We propose a novel way of mechanical perturbation of photonic crystal cavities for on-chip applications. We utilize the equivalence of the 2D photonic crystals with perfect electric conductor (PEC) boundary conditions to the infinite height 3D counterparts for rod type photonic crystals. Designed structures are sandwiched with PEC boundaries above and below and the perturbation of the cavity structures is demonstrated by changing the height of PEC boundary. Once a defect filled with air is introduced, the metallic boundary conditions is disturbed and the effective mode permittivity changes leading to a tuned optical properties of the structures. Devices utilizing this perturbation are designed for telecom wavelengths and PEC boundaries are replaced by gold plates during implementation. For 10 nm gold plate displacement, two different cavity structures showed a 21.5 nm and 26 nm shift in the resonant wavelength. Optical modulation with a 1.3 MHz maximum modulation frequency with a maximum power consumption of 36.81 nW and impact sensing with 20 μs response time (much faster compared to the commercially available ones) are shown to be possible.
Here, a method to eliminate the trade-off between quality factor (Q-factor) and sensitivity of a one dimensional slot mode photonic crystal nanobeam cavity biosensor is presented. Applied method utilizes an optomechanical feedback mechanism in order to generate transverse gradient optical forces inside the cavity. A pump mode is utilized in order to generate the optical force, triggered by intrusion of analyte into the background medium. The amount of generated force is controlled via an interference mechanism at the output realized by the feedback loop. By utilizing created optical force, slot width of the nanobeam cavity is dynamically tuned and the quality factor degradation due to the decrease in the refractive index contrast of the cavity is compensated by enhancing the field confinement inside the cavity.
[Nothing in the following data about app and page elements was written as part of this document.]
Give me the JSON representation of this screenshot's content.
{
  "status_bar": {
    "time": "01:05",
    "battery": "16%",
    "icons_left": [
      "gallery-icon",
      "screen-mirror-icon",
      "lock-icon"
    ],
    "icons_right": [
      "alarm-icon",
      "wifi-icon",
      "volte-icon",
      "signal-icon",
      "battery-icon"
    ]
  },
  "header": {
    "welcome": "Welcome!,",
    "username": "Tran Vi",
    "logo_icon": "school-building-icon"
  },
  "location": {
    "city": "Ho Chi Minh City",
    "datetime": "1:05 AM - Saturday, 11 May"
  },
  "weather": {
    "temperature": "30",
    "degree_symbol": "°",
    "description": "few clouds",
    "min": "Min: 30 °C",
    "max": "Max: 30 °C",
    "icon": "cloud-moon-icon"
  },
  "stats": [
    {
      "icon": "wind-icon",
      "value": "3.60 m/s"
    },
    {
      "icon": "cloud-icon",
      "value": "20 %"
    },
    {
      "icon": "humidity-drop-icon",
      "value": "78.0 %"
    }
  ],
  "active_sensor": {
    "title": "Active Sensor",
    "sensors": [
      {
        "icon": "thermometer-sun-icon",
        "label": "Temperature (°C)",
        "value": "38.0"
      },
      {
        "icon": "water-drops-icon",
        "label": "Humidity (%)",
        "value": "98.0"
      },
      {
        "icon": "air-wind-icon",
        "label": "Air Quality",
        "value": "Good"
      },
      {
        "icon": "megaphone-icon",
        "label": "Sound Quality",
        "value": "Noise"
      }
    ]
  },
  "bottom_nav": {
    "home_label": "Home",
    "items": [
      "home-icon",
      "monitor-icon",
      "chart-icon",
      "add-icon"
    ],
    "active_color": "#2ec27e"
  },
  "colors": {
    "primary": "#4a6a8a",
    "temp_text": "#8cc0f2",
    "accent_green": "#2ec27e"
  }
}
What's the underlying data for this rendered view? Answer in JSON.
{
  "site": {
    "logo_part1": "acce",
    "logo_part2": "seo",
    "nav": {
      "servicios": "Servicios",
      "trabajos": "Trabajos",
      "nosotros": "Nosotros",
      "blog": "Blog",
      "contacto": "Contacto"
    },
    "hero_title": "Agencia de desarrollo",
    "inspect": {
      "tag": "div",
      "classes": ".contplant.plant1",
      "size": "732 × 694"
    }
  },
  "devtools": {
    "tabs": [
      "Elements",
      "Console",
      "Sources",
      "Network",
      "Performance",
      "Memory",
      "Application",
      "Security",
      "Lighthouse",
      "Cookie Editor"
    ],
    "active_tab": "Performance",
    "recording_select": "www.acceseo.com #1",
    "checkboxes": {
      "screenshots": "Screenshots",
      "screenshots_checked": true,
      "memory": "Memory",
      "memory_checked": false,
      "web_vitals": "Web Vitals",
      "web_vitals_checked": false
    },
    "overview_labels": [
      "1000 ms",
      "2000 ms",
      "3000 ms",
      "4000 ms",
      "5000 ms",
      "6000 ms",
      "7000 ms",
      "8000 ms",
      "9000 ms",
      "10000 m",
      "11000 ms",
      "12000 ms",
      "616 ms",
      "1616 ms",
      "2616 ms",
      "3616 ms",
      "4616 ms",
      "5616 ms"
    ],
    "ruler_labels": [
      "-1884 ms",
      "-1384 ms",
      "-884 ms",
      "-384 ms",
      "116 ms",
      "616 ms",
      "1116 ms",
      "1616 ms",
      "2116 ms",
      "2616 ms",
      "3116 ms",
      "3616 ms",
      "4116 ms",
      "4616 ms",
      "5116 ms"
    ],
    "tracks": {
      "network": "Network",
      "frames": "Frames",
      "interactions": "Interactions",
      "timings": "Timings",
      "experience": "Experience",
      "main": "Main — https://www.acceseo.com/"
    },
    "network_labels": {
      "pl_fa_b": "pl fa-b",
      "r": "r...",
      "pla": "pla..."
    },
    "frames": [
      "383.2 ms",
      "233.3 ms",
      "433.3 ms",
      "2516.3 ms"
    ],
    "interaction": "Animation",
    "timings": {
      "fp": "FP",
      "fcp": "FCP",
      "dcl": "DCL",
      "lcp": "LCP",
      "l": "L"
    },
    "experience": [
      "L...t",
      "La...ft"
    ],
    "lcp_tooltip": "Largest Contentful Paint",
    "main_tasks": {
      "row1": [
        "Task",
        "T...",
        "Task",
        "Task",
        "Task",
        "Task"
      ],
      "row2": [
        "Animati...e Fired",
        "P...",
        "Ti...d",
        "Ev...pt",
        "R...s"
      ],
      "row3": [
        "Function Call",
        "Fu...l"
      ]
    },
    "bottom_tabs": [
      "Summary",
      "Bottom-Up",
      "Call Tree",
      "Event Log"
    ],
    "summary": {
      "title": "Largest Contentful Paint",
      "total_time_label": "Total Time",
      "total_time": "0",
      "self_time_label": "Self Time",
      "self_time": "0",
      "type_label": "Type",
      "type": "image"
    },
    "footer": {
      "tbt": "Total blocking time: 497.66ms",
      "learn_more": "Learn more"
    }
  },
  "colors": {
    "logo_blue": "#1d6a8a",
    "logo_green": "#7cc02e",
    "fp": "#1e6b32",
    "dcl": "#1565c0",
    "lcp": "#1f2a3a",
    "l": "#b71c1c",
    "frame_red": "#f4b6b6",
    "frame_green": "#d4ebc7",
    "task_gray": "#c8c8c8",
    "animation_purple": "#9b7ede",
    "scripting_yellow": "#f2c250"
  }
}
With the contribution of the slot width tuning to the resonant wavelength shift, sensitivity of the biosensor is increased without any degradation of the Q-factor. Numerical analyses regarding the cavity design and the elimination of trade-off are provided. Obtained results show that the both performance can be increased at the same time.
Amorphous photonic materials offer an alternative to photonic crystals as a building block for photonic integrated circuits due to their shared short-range order. By using the inherent disorder of amorphous photonic materials, it is possible to design flexible-shaped waveguides that are free from restrictions of photonic crystals at various symmetry axes. Effects of disorder on photonic crystal waveguide boundaries have examined before, and it is shown that flexible waveguides with high transmission are possible by forming a wall of equidistant scatterers around the defect created inside amorphous material configuration. Based on this principle, waveguides with various flexible shapes are designed and fabricated for planar circuit applications. A silicon-on-insulator (SOI) slab with random configuration of air hole scatterers is used. The amorphous configuration is generated through realistic Monte Carlo simulations mimicking crystalline-to-amorphous transition of semiconductor crystals via an assigned Yukawa potential to individual particles. The design parameters such as average hole distance, slab thickness and hole radius are adjusted so that the waveguide is utilizable around 1550 nm telecommunications wavelength. Such waveguides on slab structures are characterized here and the level of randomness and band gap properties of amorphous configurations are analyzed in detail. These efforts have the potential to lead easier design of a wide range of components including but not limited to on-chip Mach-Zehnder interferometers, splitters, and Y-branches.